(Dataset rows describing interfaces)
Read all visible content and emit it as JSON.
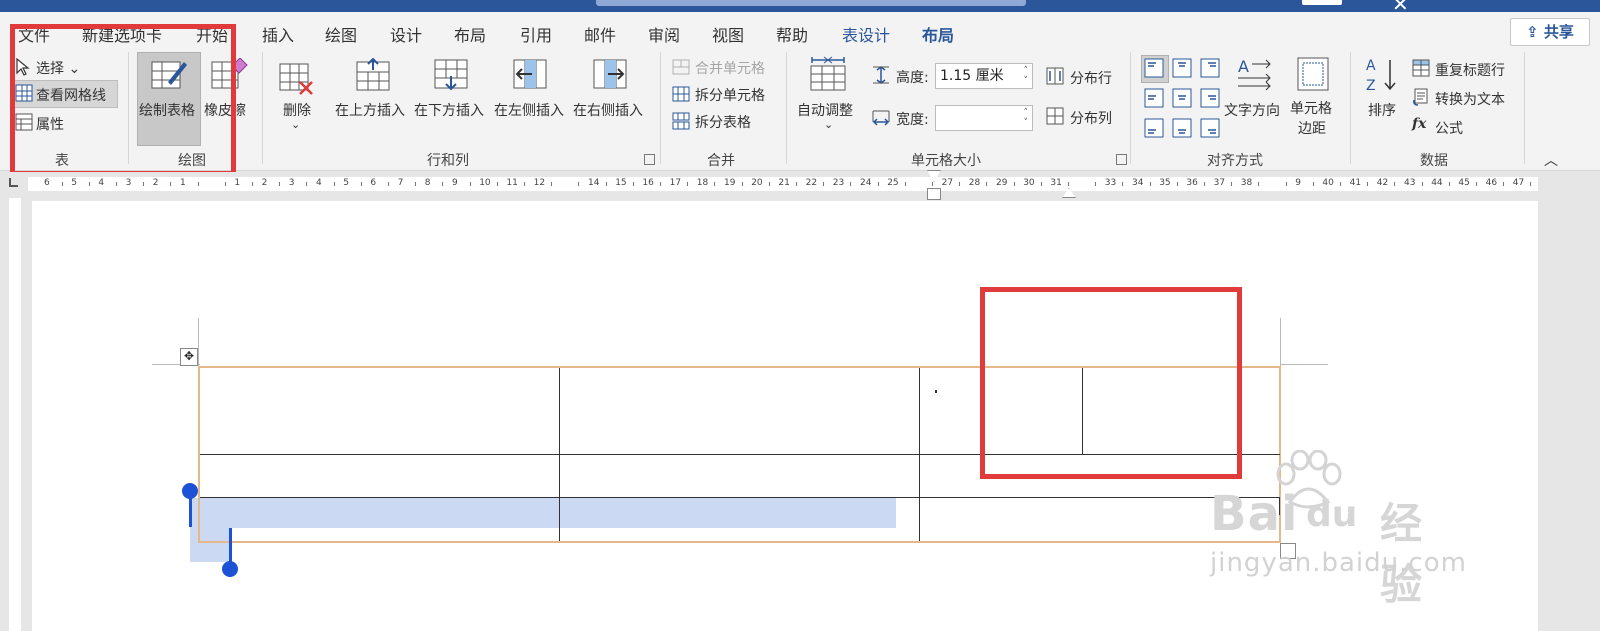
{
  "tabs": [
    {
      "label": "文件"
    },
    {
      "label": "新建选项卡"
    },
    {
      "label": "开始"
    },
    {
      "label": "插入"
    },
    {
      "label": "绘图"
    },
    {
      "label": "设计"
    },
    {
      "label": "布局"
    },
    {
      "label": "引用"
    },
    {
      "label": "邮件"
    },
    {
      "label": "审阅"
    },
    {
      "label": "视图"
    },
    {
      "label": "帮助"
    },
    {
      "label": "表设计"
    },
    {
      "label": "布局"
    }
  ],
  "share_label": "共享",
  "ribbon": {
    "table_group": {
      "select": "选择",
      "view_gridlines": "查看网格线",
      "properties": "属性",
      "label": "表"
    },
    "draw_group": {
      "draw_table": "绘制表格",
      "eraser": "橡皮擦",
      "label": "绘图"
    },
    "rows_cols_group": {
      "delete": "删除",
      "insert_above": "在上方插入",
      "insert_below": "在下方插入",
      "insert_left": "在左侧插入",
      "insert_right": "在右侧插入",
      "label": "行和列"
    },
    "merge_group": {
      "merge_cells": "合并单元格",
      "split_cells": "拆分单元格",
      "split_table": "拆分表格",
      "label": "合并"
    },
    "cell_size_group": {
      "autofit": "自动调整",
      "height_label": "高度:",
      "height_value": "1.15 厘米",
      "width_label": "宽度:",
      "width_value": "",
      "distribute_rows": "分布行",
      "distribute_cols": "分布列",
      "label": "单元格大小"
    },
    "alignment_group": {
      "text_direction": "文字方向",
      "cell_margins_1": "单元格",
      "cell_margins_2": "边距",
      "label": "对齐方式"
    },
    "data_group": {
      "sort": "排序",
      "repeat_header": "重复标题行",
      "convert_text": "转换为文本",
      "formula": "公式",
      "formula_icon": "fx",
      "label": "数据"
    }
  },
  "ruler_numbers": [
    "6",
    "5",
    "4",
    "3",
    "2",
    "1",
    "",
    "1",
    "2",
    "3",
    "4",
    "5",
    "6",
    "7",
    "8",
    "9",
    "10",
    "11",
    "12",
    "",
    "14",
    "15",
    "16",
    "17",
    "18",
    "19",
    "20",
    "21",
    "22",
    "23",
    "24",
    "25",
    "",
    "27",
    "28",
    "29",
    "30",
    "31",
    "",
    "33",
    "34",
    "35",
    "36",
    "37",
    "38",
    "",
    "9",
    "40",
    "41",
    "42",
    "43",
    "44",
    "45",
    "46",
    "47"
  ],
  "watermark": {
    "brand": "Bai",
    "brand2": "du",
    "cn": "经验",
    "url": "jingyan.baidu.com"
  },
  "colors": {
    "accent": "#2b579a",
    "highlight": "#e03a3a",
    "selection": "#cbd9f2",
    "handle": "#1d52d6"
  }
}
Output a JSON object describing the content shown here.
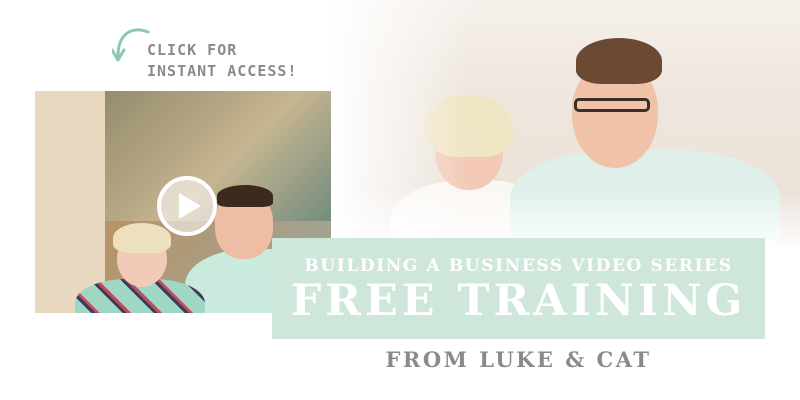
{
  "callout": {
    "line1": "CLICK FOR",
    "line2": "INSTANT ACCESS!",
    "arrow_icon": "curved-arrow-icon",
    "arrow_color": "#8cc9b2"
  },
  "video": {
    "play_icon": "play-icon"
  },
  "banner": {
    "subtitle": "BUILDING A BUSINESS VIDEO SERIES",
    "title": "FREE TRAINING",
    "background_color": "#cfe6db"
  },
  "byline": "FROM LUKE & CAT",
  "colors": {
    "text_gray": "#8a8a8a",
    "white": "#ffffff",
    "mint": "#cfe6db"
  }
}
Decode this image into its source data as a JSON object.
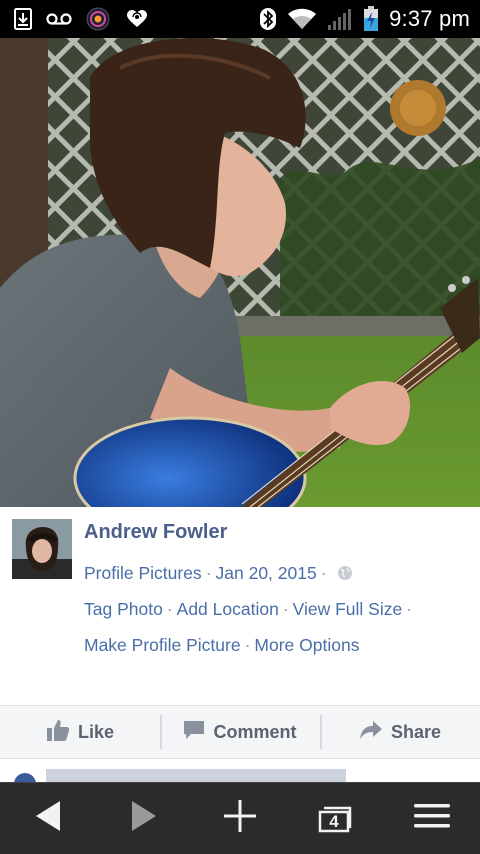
{
  "status_bar": {
    "time": "9:37 pm",
    "left_icons": [
      "download-icon",
      "voicemail-icon",
      "app-icon",
      "iheartradio-icon"
    ],
    "right_icons": [
      "bluetooth-icon",
      "wifi-icon",
      "signal-icon",
      "battery-charging-icon"
    ]
  },
  "photo": {
    "subject": "person-playing-guitar"
  },
  "post": {
    "author": "Andrew Fowler",
    "album": "Profile Pictures",
    "separator": "·",
    "date": "Jan 20, 2015",
    "privacy_icon": "globe-icon",
    "links_row1": [
      "Tag Photo",
      "Add Location",
      "View Full Size"
    ],
    "links_row2": [
      "Make Profile Picture",
      "More Options"
    ]
  },
  "actions": {
    "like": "Like",
    "comment": "Comment",
    "share": "Share"
  },
  "nav": {
    "tab_count": "4",
    "buttons": [
      "back-icon",
      "forward-icon",
      "plus-icon",
      "tabs-icon",
      "menu-icon"
    ]
  },
  "colors": {
    "status_bar": "#000000",
    "link": "#4a6ea8",
    "author": "#4a5f8c",
    "navbar": "#2b2b2d",
    "guitar_blue": "#1e4fa8"
  }
}
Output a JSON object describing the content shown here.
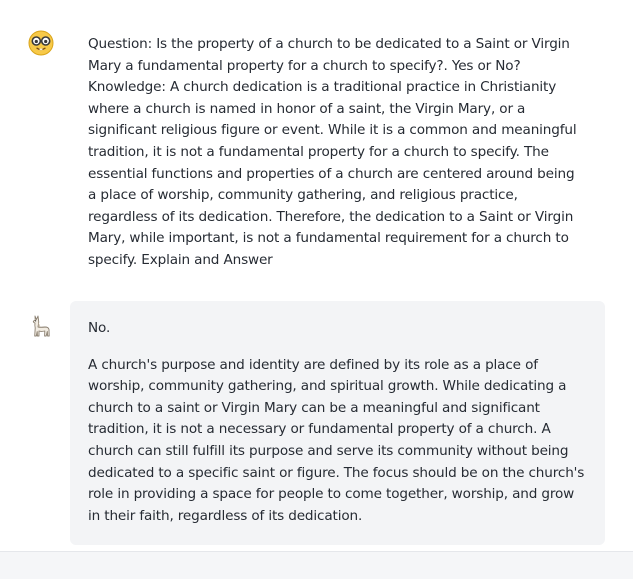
{
  "conversation": {
    "user": {
      "avatar_icon": "nerd-face-glasses-icon",
      "text": "Question: Is the property of a church to be dedicated to a Saint or Virgin Mary a fundamental property for a church to specify?. Yes or No? Knowledge: A church dedication is a traditional practice in Christianity where a church is named in honor of a saint, the Virgin Mary, or a significant religious figure or event. While it is a common and meaningful tradition, it is not a fundamental property for a church to specify. The essential functions and properties of a church are centered around being a place of worship, community gathering, and religious practice, regardless of its dedication. Therefore, the dedication to a Saint or Virgin Mary, while important, is not a fundamental requirement for a church to specify. Explain and Answer"
    },
    "assistant": {
      "avatar_icon": "llama-icon",
      "answer": "No.",
      "explanation": "A church's purpose and identity are defined by its role as a place of worship, community gathering, and spiritual growth. While dedicating a church to a saint or Virgin Mary can be a meaningful and significant tradition, it is not a necessary or fundamental property of a church. A church can still fulfill its purpose and serve its community without being dedicated to a specific saint or figure. The focus should be on the church's role in providing a space for people to come together, worship, and grow in their faith, regardless of its dedication."
    }
  },
  "colors": {
    "bubble_background": "#f3f4f6",
    "text": "#262b33"
  }
}
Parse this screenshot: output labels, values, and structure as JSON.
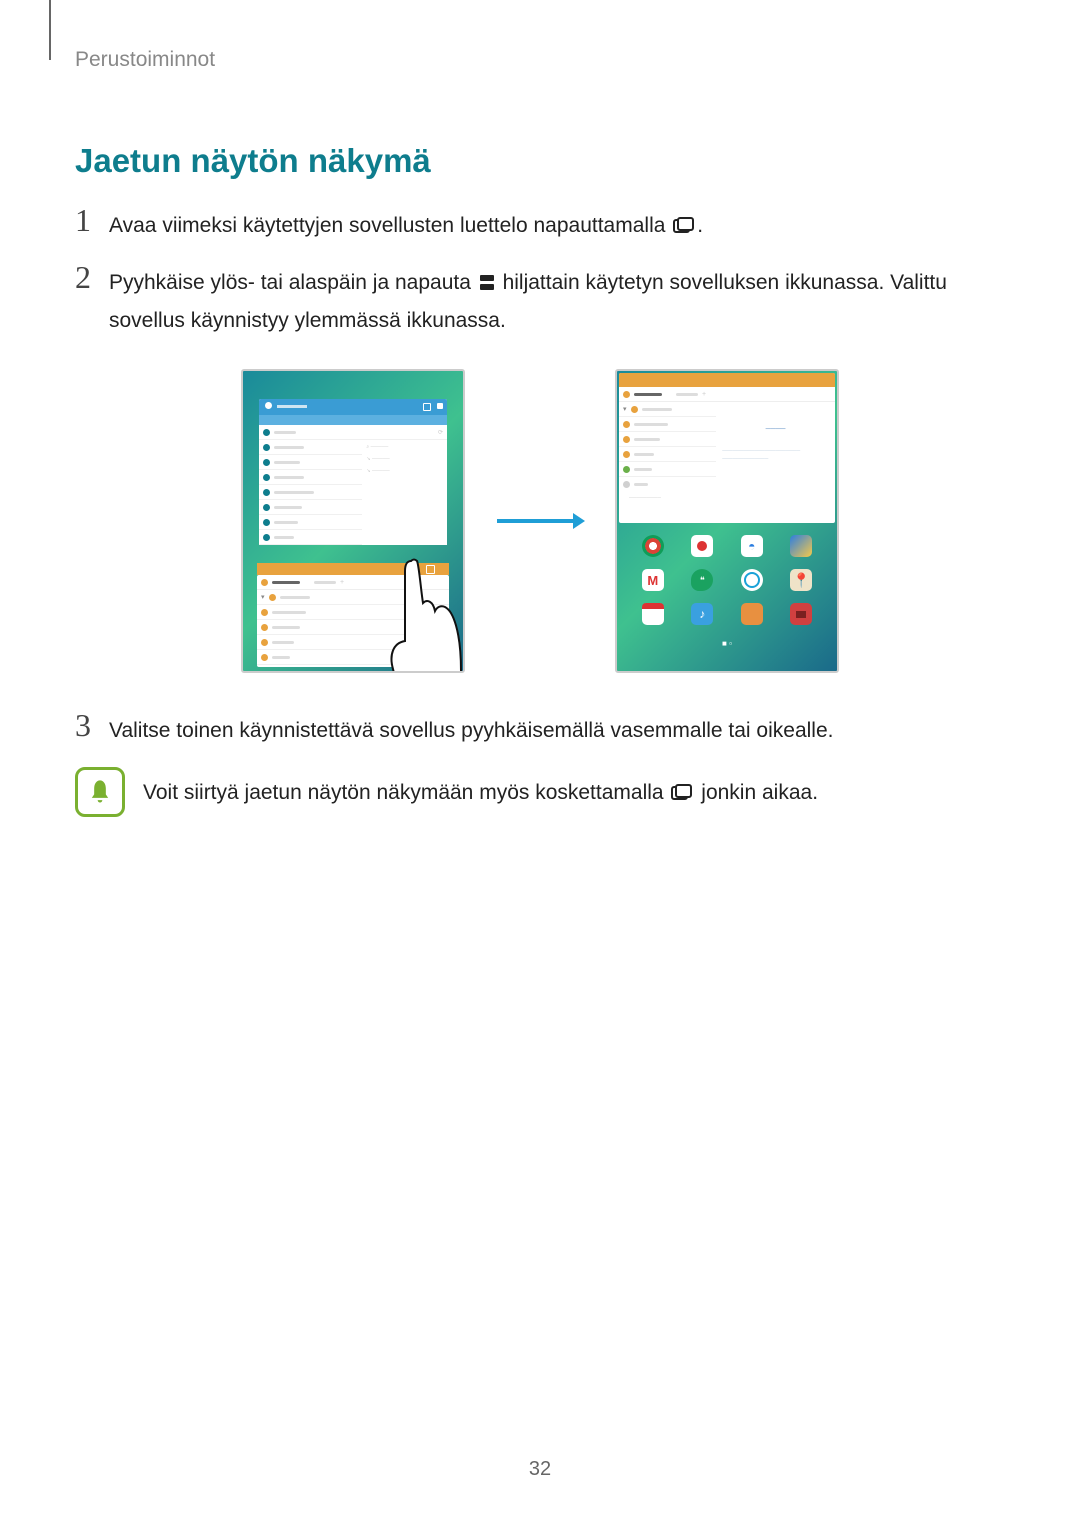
{
  "header": {
    "chapter": "Perustoiminnot"
  },
  "section": {
    "title": "Jaetun näytön näkymä"
  },
  "steps": {
    "s1": {
      "num": "1",
      "text": "Avaa viimeksi käytettyjen sovellusten luettelo napauttamalla"
    },
    "s2": {
      "num": "2",
      "text_a": "Pyyhkäise ylös- tai alaspäin ja napauta",
      "text_b": "hiljattain käytetyn sovelluksen ikkunassa. Valittu sovellus käynnistyy ylemmässä ikkunassa."
    },
    "s3": {
      "num": "3",
      "text": "Valitse toinen käynnistettävä sovellus pyyhkäisemällä vasemmalle tai oikealle."
    }
  },
  "note": {
    "text_a": "Voit siirtyä jaetun näytön näkymään myös koskettamalla",
    "text_b": "jonkin aikaa."
  },
  "page_number": "32"
}
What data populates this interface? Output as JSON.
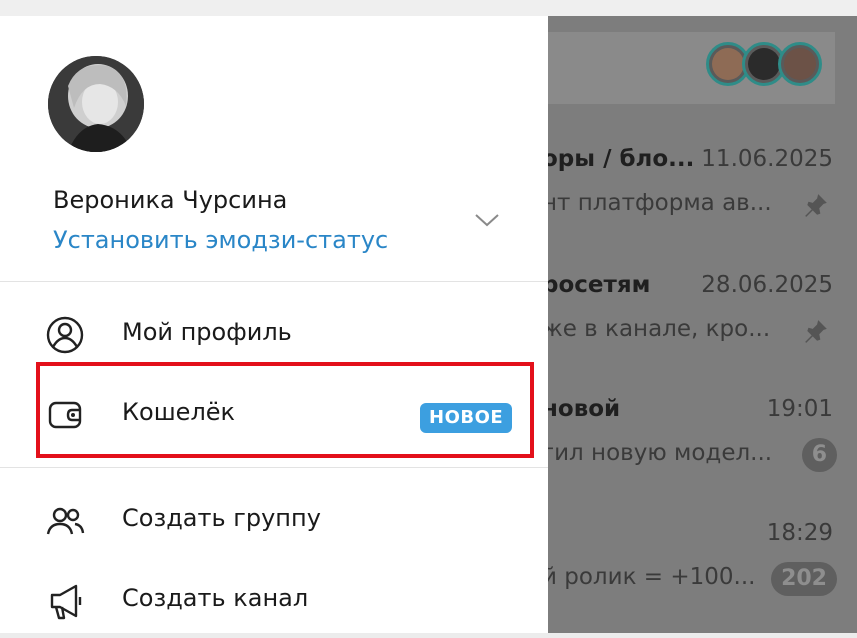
{
  "drawer": {
    "user_name": "Вероника Чурсина",
    "status_link": "Установить эмодзи-статус",
    "menu": [
      {
        "label": "Мой профиль",
        "icon": "profile-icon"
      },
      {
        "label": "Кошелёк",
        "icon": "wallet-icon",
        "badge": "НОВОЕ"
      },
      {
        "label": "Создать группу",
        "icon": "group-icon"
      },
      {
        "label": "Создать канал",
        "icon": "megaphone-icon"
      }
    ]
  },
  "chats": [
    {
      "title": "оры / бло...",
      "date": "11.06.2025",
      "preview": "нт  платформа ав...",
      "pinned": true
    },
    {
      "title": "росетям",
      "date": "28.06.2025",
      "preview": "же в канале, кро...",
      "pinned": true
    },
    {
      "title": "новой",
      "date": "19:01",
      "preview": "гил новую модел...",
      "unread": "6"
    },
    {
      "title": "",
      "date": "18:29",
      "preview": "й ролик = +100...",
      "unread": "202"
    }
  ],
  "colors": {
    "accent": "#2a86c7",
    "badge": "#3c9fe0",
    "highlight": "#e3101a",
    "dim_overlay": "#7d7d7d"
  }
}
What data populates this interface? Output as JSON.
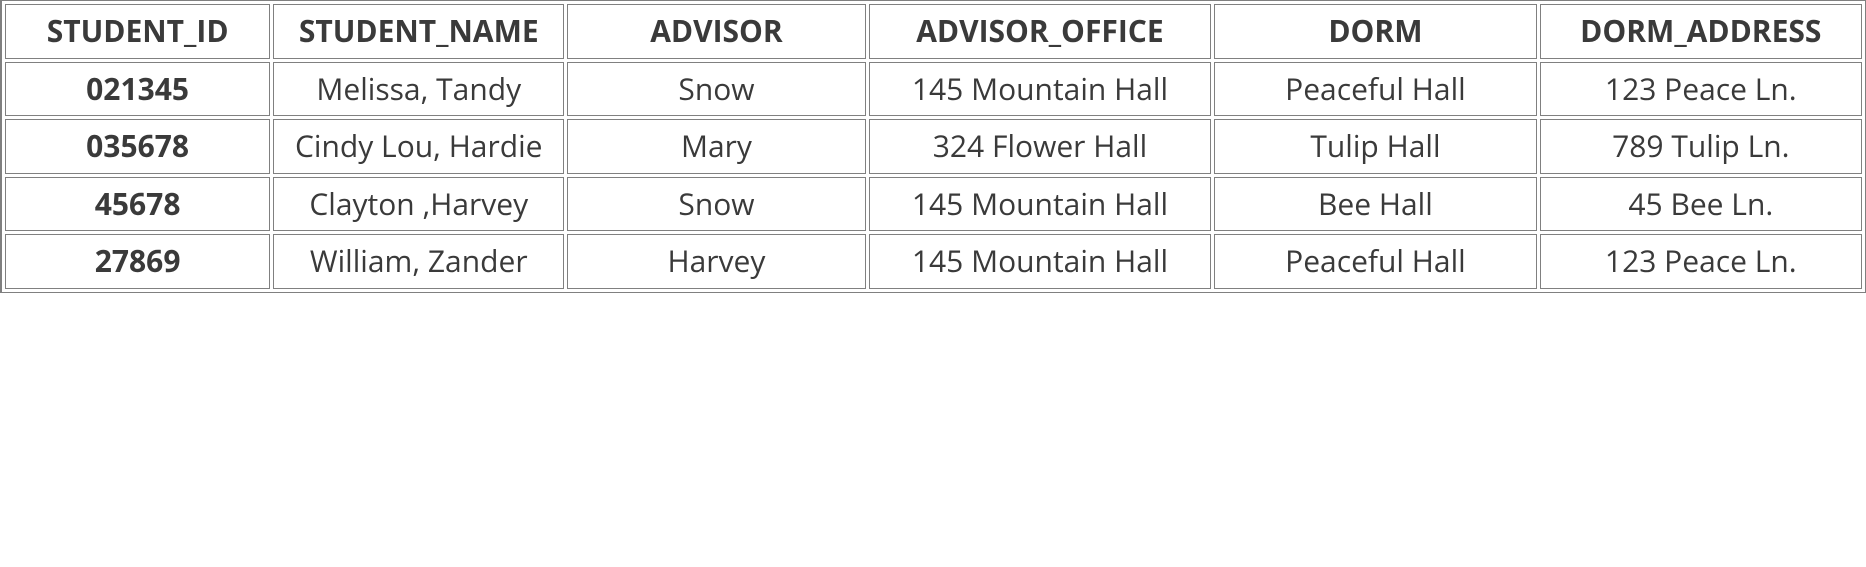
{
  "table": {
    "headers": {
      "student_id": "STUDENT_ID",
      "student_name": "STUDENT_NAME",
      "advisor": "ADVISOR",
      "advisor_office": "ADVISOR_OFFICE",
      "dorm": "DORM",
      "dorm_address": "DORM_ADDRESS"
    },
    "rows": [
      {
        "student_id": "021345",
        "student_name": "Melissa, Tandy",
        "advisor": "Snow",
        "advisor_office": "145 Mountain Hall",
        "dorm": "Peaceful Hall",
        "dorm_address": "123 Peace Ln."
      },
      {
        "student_id": "035678",
        "student_name": "Cindy Lou, Hardie",
        "advisor": "Mary",
        "advisor_office": "324 Flower Hall",
        "dorm": "Tulip Hall",
        "dorm_address": "789 Tulip Ln."
      },
      {
        "student_id": "45678",
        "student_name": "Clayton ,Harvey",
        "advisor": "Snow",
        "advisor_office": "145 Mountain Hall",
        "dorm": "Bee Hall",
        "dorm_address": "45 Bee Ln."
      },
      {
        "student_id": "27869",
        "student_name": "William, Zander",
        "advisor": "Harvey",
        "advisor_office": "145 Mountain Hall",
        "dorm": "Peaceful Hall",
        "dorm_address": "123 Peace Ln."
      }
    ]
  }
}
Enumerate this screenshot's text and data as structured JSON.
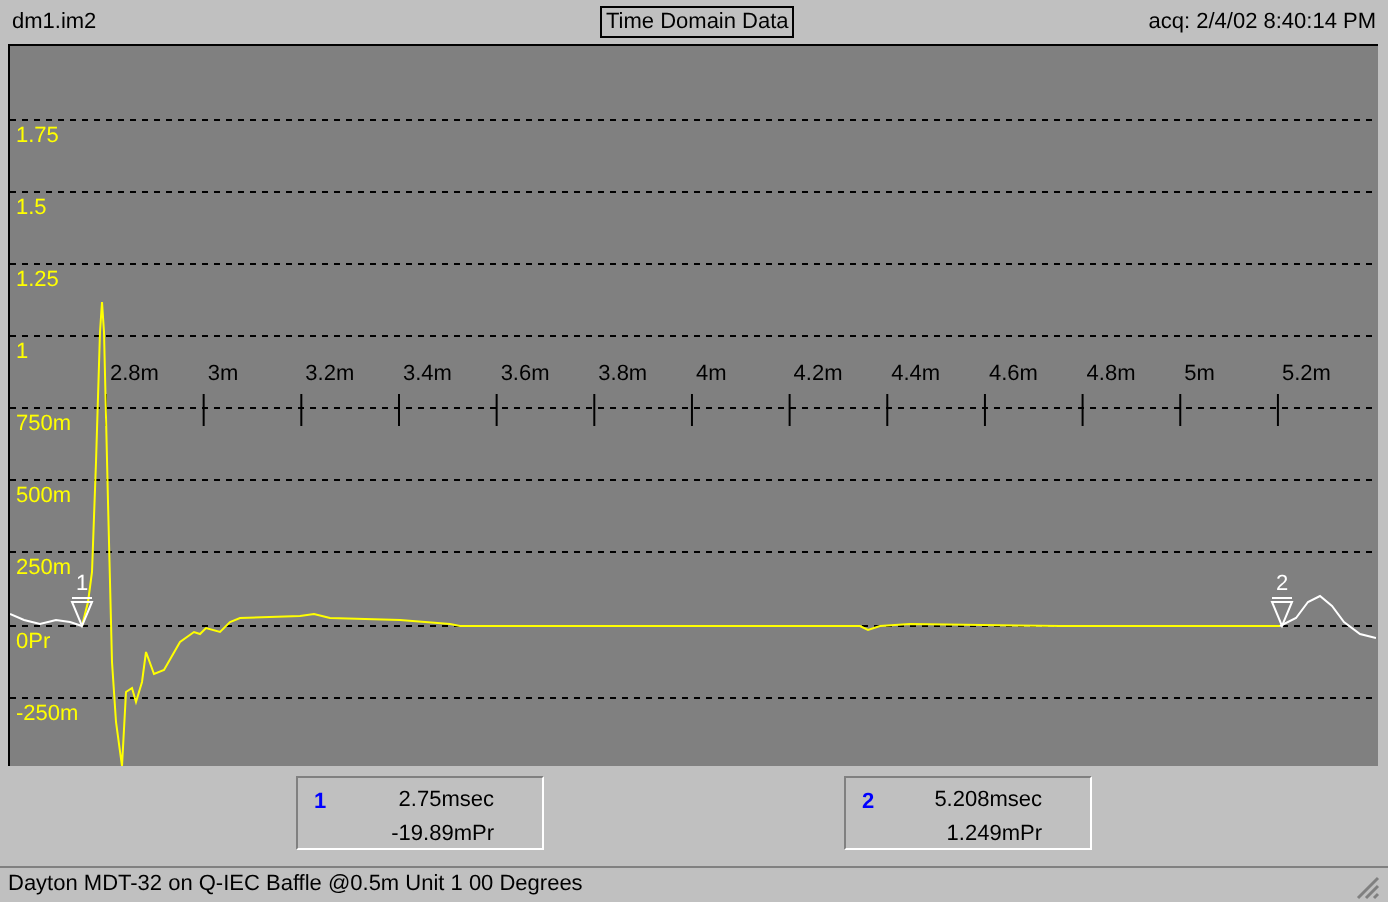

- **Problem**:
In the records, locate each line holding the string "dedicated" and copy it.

- **Exercise response**:
      "text": "Question: Is the property of a church to be dedicated to a Saint or Virgin Mary a fundamental property for a church to specify?. Yes or No? Knowledge: A church dedication is a traditional practice in Christianity where a church is named in honor of a saint, the Virgin Mary, or a significant religious figure or event. While it is a common and meaningful tradition, it is not a fundamental property for a church to specify. The essential functions and properties of a church are centered around being a place of worship, community gathering, and religious practice, regardless of its dedication. Therefore, the dedication to a Saint or Virgin Mary, while important, is not a fundamental requirement for a church to specify. Explain and Answer"
      "explanation": "A church's purpose and identity are defined by its role as a place of worship, community gathering, and spiritual growth. While dedicating a church to a saint or Virgin Mary can be a meaningful and significant tradition, it is not a necessary or fundamental property of a church. A church can still fulfill its purpose and serve its community without being dedicated to a specific saint or figure. The focus should be on the church's role in providing a space for people to come together, worship, and grow in their faith, regardless of its dedication."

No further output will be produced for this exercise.